The prestigious Jamnalal Bajaj Award 2009 has found a match this year in Dr Jaya Arunachalam. It’s not the first time and it’s not the last time when Dr Arunachalam has been conferred with a prestigious recognition for her efforts. The important factor to be mentioned here is nature of her efforts. Like I wrote in one of my earlier write-ups, she has achieved much of her success with help of collective efforts involving the civil society by playing a pivotal role through her initiative the Working Women’s Forum (India) in bringing together the diverse groups of people with means and people seeking means to form a steady flow of subsistence for the needy. Dr Arunachalam’s belief in being an activist and not a fighter compliments the potential of ‘we’ bound by a cause and it emphasizes the need for collective effort.
The need is to believe in power of collective effort. The task before us requires as many helping hands as possible to come together and form a chain of undying spirit. The hunt is to be for likeminded partners to come and share their thoughts and extend their help to the cause of the mankind, graduating from a man to the men. Obviously the most important asset here is the personal commitment.
We must not claim to be different; nature of the cause requires amalgamation. But, yes, we need to be different for the initiative once we decide over it. In Delhi
alone there are over 60,000 registered societies and organizations that claim to be engaged into some sort of empowerment or ‘rectifying an anomaly’ work.
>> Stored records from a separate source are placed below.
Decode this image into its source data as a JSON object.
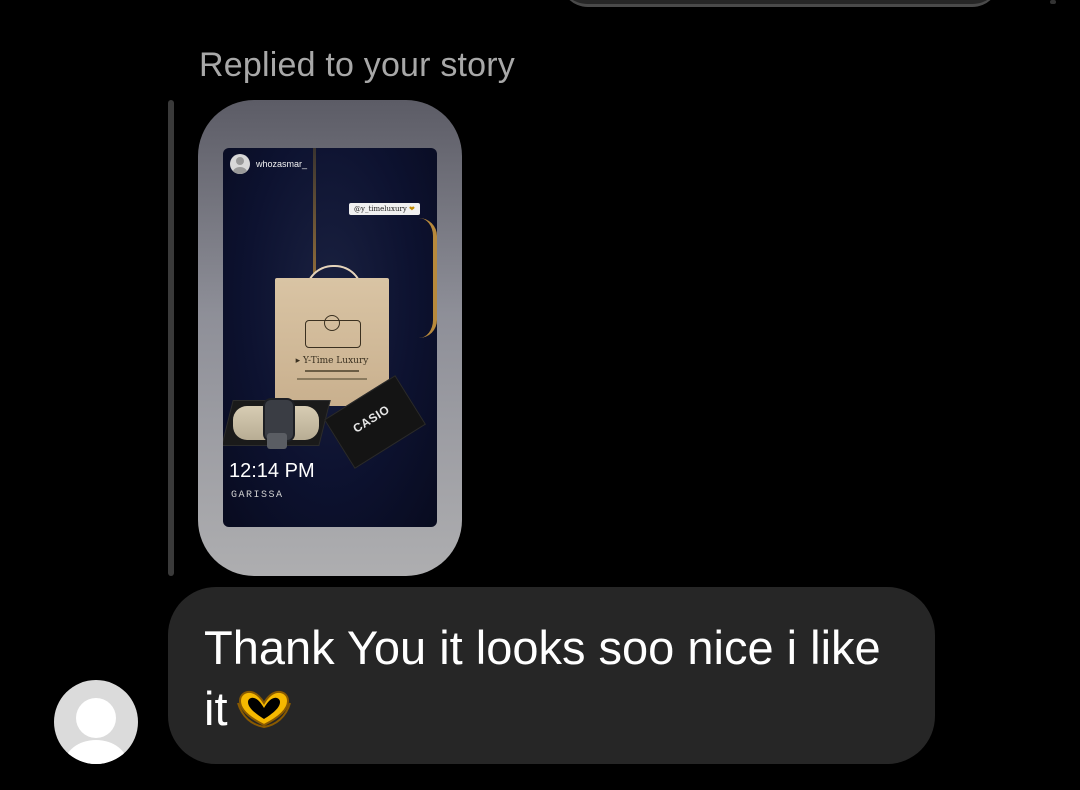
{
  "thread": {
    "reply_label": "Replied to your story",
    "story": {
      "username": "whozasmar_",
      "mention": "@y_timeluxury",
      "bag_brand": "Y-Time Luxury",
      "box_brand": "CASIO",
      "time": "12:14 PM",
      "location": "GARISSA"
    },
    "message": {
      "text": "Thank You it looks soo nice i like it",
      "emoji": "heart-hands-icon"
    }
  },
  "colors": {
    "background": "#000000",
    "bubble": "#262626",
    "label": "#a8a8a8",
    "text": "#ffffff",
    "emoji": "#f5b800"
  }
}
Let’s think about the pan India
scene. It will start looking disturbing right from the very beginning if we decide to go on social auditing for even a fraction of it. Still a common Indian is looking desperately for an aggregation of differentiators; looking for a consorted effort to help them to get ahead in the race of just standing on their feet.
It was always there – the need for the human factor to every life. It has not come just now when efforts to empower the last person and make her/him parallel to the official definitions are needed to stand out. But have we learnt? Have we been able to zero-in on the nature of efforts that we need to mobilize?
Such efforts speak for the ‘we’ factor. They too know they have proponents and not just a single one. But they need as much multitudes together as possible. This idea and just a discourse-knowledge of ‘others are there too’ is needed to be propagated. There are some out of numerous who are working to bring some change. The commitment is to be extended among all. There must be a willingness to share the vision and commitment in order to create a ‘differentiator’.
What can be the basic differentiating contributions? Contributions from organizations as well as individuals can be in terms of thought process sharing, conceptualization of themes and projects with relevance for social empowerment, volunteer association for some manpower hours of highly satisfying outcome to name a few.
The need is to look forward to catalyze a pattern change in the way development assistance works nationwide by connecting the local and the global to achieve large scale development driven at the grass roots. Human development is about expanding the capacity of all human beings to take control of their destiny and reach their full potential. Remember, ‘we’ as a ‘unit’ can do wonders to make a difference.